Name: People v. Gutierrez
Case #: C097551
Opinion Date: 11/17/2023
Attorney: Carlo Andreani

Appellant was resentenced pursuant to Penal Code section 1172.75. The trial court struck appellant’s prior prison term enhancements and made no further modifications to the sentence. On appeal, appellant argued the court erred by failing to strike his prior sexual offense conviction enhancement under section 1385, subdivision (c), as the court did not consider and afford great weight to the fact that the enhancement was over five years old and resulted in a sentence of over 20 years. Because the record was ambiguous as to whether the trial court made an informed sentencing decision not to strike the five-year prior conviction enhancement, the Court of Appeal vacated the sentence and remanded for resentencing.

Name: People v. Burnette
Case #: C095825
Opinion Date: 11/17/2023
Attorney: Karriem J. Baker

The Court of Appeal found that appellant’s trial counsel performed ineffectively by not seeking a ruling on mental health diversion based on appellant’s alcoholism, and then failing to file a later petition focused on that mental disorder after stating an intent to do so. Although counsel’s initial failure to seek a ruling was potentially tactical given counsel’s stated intent to file a later petition, there is no tactical reason for failing to file that second petition during the four months between the mental health diversion hearing and appellant’s plea. There is a reasonable probability the trial court would have found appellant suitable for diversion had counsel sought a ruling based on his alcoholism.

The Court of Appeal further rejected the Attorney General’s argument that appellant provided insufficient notice to the prosecution that he was seeking mental health diversion in part based on his alcoholism. First, his petition included an expert’s opinion that his alcoholism was a factor in his conduct and stated he required assessment and treatment. Second, a second expert specifically diagnosed defendant with alcoholism the day after the incident. Finally, the prosecution questioned both experts about appellant’s alcoholism during the hearing.

The judgment was conditionally reversed to give appellant the option to withdraw his plea and seek mental health diversion for alcoholism.

Name: People v. Martin
Case #: F084530
Opinion Date: 11/15/2023
Attorney: Joseph C. Shipp
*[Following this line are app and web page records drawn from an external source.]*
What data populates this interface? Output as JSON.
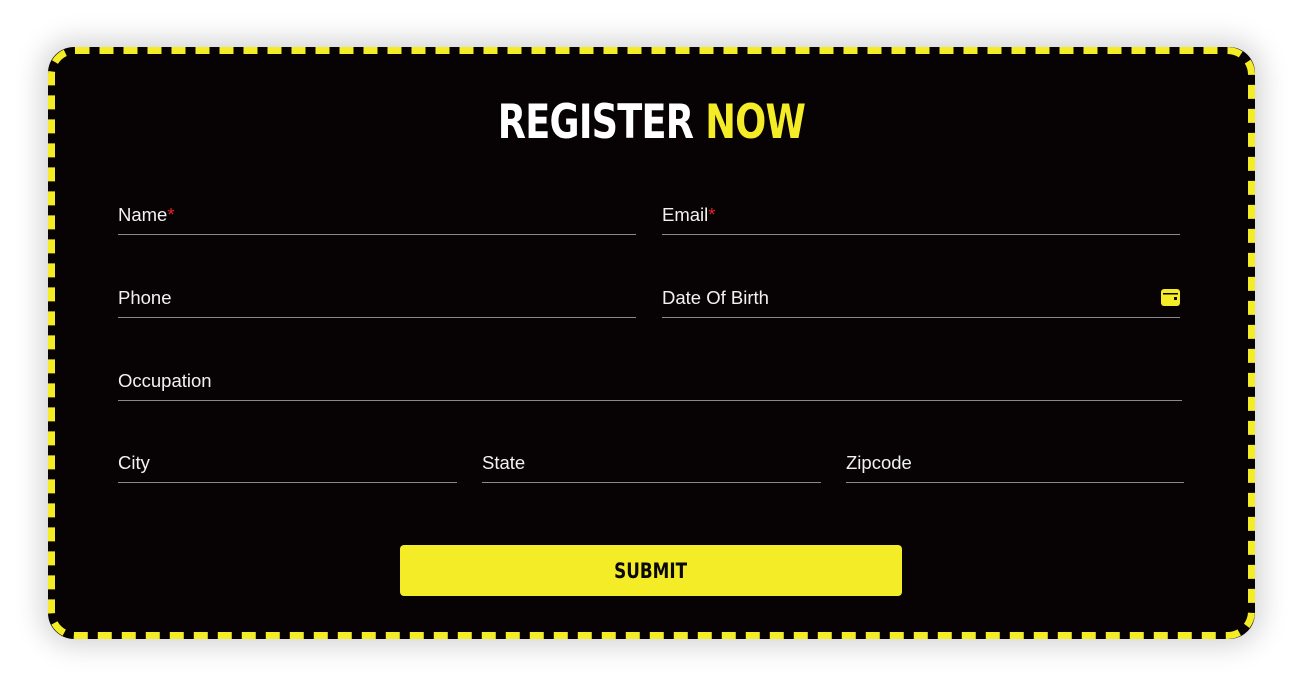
{
  "form": {
    "title_part1": "REGISTER",
    "title_part2": "NOW",
    "required_marker": "*",
    "fields": {
      "name": "Name",
      "email": "Email",
      "phone": "Phone",
      "dob": "Date Of Birth",
      "occupation": "Occupation",
      "city": "City",
      "state": "State",
      "zipcode": "Zipcode"
    },
    "submit_label": "SUBMIT",
    "dob_icon": "calendar-icon"
  },
  "colors": {
    "accent": "#f3ec26",
    "background": "#070203",
    "required": "#e3252b",
    "text": "#f2f2f2",
    "underline": "#8a8a8a"
  }
}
Appellant argued the prosecutor’s use of certain peremptory challenges during jury voir dire violated Code of Civil Procedure section 231.7, which was enacted by Assembly Bill 3070 on January 1, 2022, several months before the April 2022 trial in this matter. (§ 231.7, subd. (i).) Section 231.7, subdivision (j), mandates that any error in overruling an objection to a peremptory challenge under section 231.7 must be deemed prejudicial and requires retrial. The Court of Appeal agreed that the peremptory challenge against Prospective Juror No. 15 was predicated on presumptively invalid reasons under section 231.7, subdivisions (e) and (g)(1)(B), and the presumption was not rebutted. As a result, the trial court should have sustained the objection to the peremptory challenge of Prospective Juror No. 15. Based on section 231.7, the court reversed appellant’s conviction and remanded for a new trial.